Published in the Journal of Clinical Investigation, research conducted using animal models of Angelman syndrome shows that CBD may help patients with this serious disease, which is characterized by intellectual disability, lack of ability to verbal expression, cerebral rhythm dysfunction and severe epilepsy often resistant to drugs. Cannabidiol (CBD) is commonly used to treat anxiety, sleep disorders, pain, and many other neurological disorders.
“There is an unmet need for better treatment for children with Angelman syndrome to help them lead more fulfilling lives and to support their families and caregivers. Our results show that CBD could help the medical community safely meet this need. ”
Ben Philpot, PhD, Kenan Emeritus Professor of Cell Biology and Physiology and Associate Director of the UNC Neuroscience Center
CBD, which is a major phytocannabinoid constituent of cannabis, has previously shown anti-epileptic, anti-anxiety and antipsychotic effects. And in 2018, the FDA approved CBD for the treatment of seizures associated with two rare forms of epilepsy, but little is known about the potential anti-epileptic and behavioral effects of CBD on symptoms of Angelman syndrome.
The Philpot lab is a forerunner in creating genetically engineered mouse models with neurodevelopmental disorders, and they use these models to identify new treatments for various diseases, such as Rett, Pitt-Hopkins and Angelman syndromes.
In experiments led by Dr. Bin Gu, PhD, researchers at UNC-Chapel Hill systematically tested the beneficial effects of CBD on seizures, motor deficits, and abnormal brain activity. These data have measured by an electroencephalogram in mice genetically modeled with Angelman syndrome, in the hope that this information may guide potential clinical use.
Researchers found that a single intake of CBD dramatically decreased seizure severity in mice when the seizures were experimentally triggered by high body temperature or loud sounds. A typical dose of CBD anticonvulsant (100 mg / kg) caused mild sedation in mice, but had little effect on coordination or motor balance.
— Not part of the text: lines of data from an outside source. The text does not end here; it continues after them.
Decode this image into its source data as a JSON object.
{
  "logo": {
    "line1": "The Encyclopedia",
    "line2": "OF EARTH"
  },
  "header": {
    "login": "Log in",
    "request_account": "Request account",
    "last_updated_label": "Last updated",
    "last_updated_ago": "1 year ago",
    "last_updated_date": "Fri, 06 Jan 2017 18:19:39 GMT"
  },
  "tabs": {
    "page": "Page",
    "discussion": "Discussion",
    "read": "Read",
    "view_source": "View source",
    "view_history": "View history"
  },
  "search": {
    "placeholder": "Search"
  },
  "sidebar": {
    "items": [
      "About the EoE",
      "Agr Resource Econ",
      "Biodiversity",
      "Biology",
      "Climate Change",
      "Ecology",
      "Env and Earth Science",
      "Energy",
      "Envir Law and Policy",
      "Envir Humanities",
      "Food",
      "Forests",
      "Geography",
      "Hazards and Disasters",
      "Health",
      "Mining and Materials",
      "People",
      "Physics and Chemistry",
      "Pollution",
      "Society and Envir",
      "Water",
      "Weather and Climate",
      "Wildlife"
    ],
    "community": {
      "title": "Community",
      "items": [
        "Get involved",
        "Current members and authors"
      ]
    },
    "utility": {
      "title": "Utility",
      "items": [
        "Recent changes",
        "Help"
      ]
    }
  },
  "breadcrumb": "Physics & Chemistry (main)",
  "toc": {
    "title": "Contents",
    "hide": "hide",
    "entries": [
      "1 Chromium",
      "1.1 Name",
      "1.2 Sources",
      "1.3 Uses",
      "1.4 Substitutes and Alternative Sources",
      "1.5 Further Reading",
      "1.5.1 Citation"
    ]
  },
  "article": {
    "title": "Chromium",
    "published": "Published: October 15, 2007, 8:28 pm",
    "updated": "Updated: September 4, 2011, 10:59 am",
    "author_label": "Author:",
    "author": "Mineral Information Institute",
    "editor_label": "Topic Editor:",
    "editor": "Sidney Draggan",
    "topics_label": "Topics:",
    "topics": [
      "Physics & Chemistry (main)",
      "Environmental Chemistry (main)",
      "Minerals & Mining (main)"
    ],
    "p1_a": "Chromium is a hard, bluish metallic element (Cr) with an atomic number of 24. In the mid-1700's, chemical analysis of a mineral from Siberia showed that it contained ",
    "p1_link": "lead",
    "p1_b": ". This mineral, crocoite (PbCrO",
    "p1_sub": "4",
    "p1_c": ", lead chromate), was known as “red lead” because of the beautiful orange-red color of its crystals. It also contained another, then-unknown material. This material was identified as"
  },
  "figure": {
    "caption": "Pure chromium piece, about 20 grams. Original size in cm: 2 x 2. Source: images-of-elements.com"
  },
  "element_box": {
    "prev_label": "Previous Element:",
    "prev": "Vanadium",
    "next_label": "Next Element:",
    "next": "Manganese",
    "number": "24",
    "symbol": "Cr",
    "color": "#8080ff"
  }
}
CBD also restored normal brain rhythms that are commonly altered in Angelman syndrome.
“We are confident that our study provides the preclinical framework necessary to better guide the rational development of CBD as a therapy aimed at reducing the seizures associated with Angelman syndrome and other neurodevelopmental disorders,” said Dr. Bin Gu.
Philpot and Gu have indicated that patients and families should always seek the advice of their doctor before taking any CBD product, and that a clinical trial in humans is needed to fully understand its effectiveness and safety.